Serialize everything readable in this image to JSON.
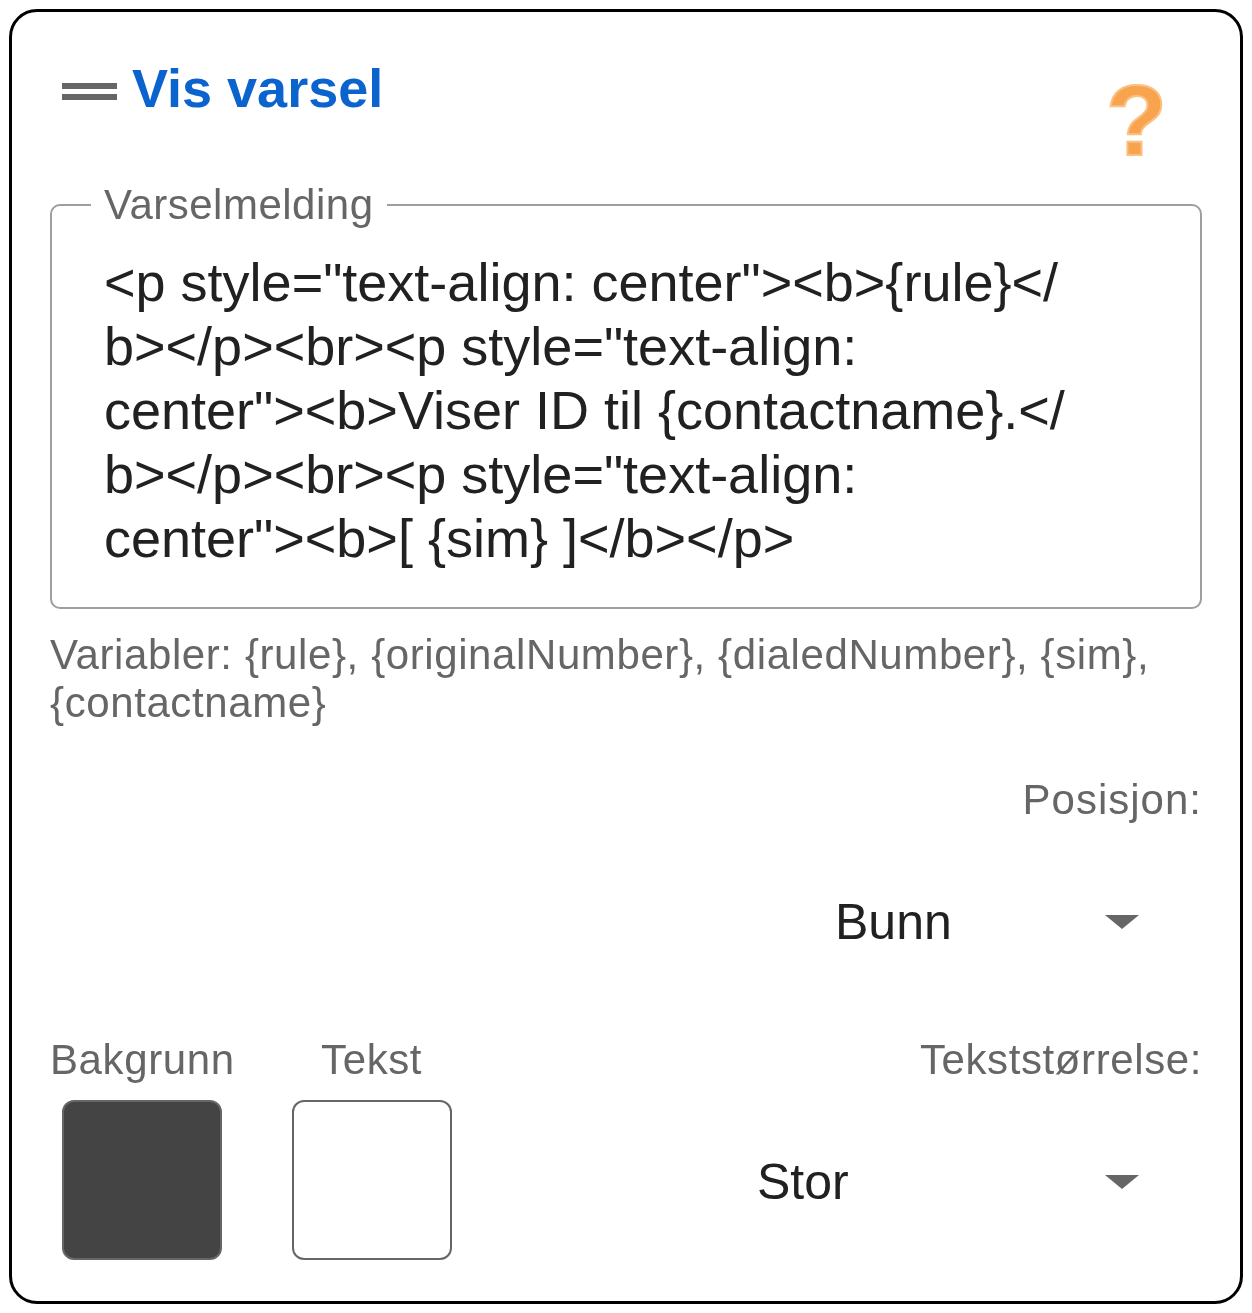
{
  "title": "Vis varsel",
  "help": "?",
  "message_field": {
    "label": "Varselmelding",
    "value": "<p style=\"text-align: center\"><b>{rule}</b></p><br><p style=\"text-align: center\"><b>Viser ID til {contactname}.</b></p><br><p style=\"text-align: center\"><b>[ {sim} ]</b></p>",
    "helper": "Variabler: {rule}, {originalNumber}, {dialedNumber}, {sim}, {contactname}"
  },
  "position": {
    "label": "Posisjon:",
    "value": "Bunn"
  },
  "colors": [
    {
      "label": "Bakgrunn",
      "color": "#444444"
    },
    {
      "label": "Tekst",
      "color": "#ffffff"
    }
  ],
  "text_size": {
    "label": "Tekststørrelse:",
    "value": "Stor"
  }
}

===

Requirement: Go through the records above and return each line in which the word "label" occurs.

Answer box:
    "label": "Varselmelding",
    "label": "Posisjon:",
      "label": "Bakgrunn",
      "label": "Tekst",
    "label": "Tekststørrelse:",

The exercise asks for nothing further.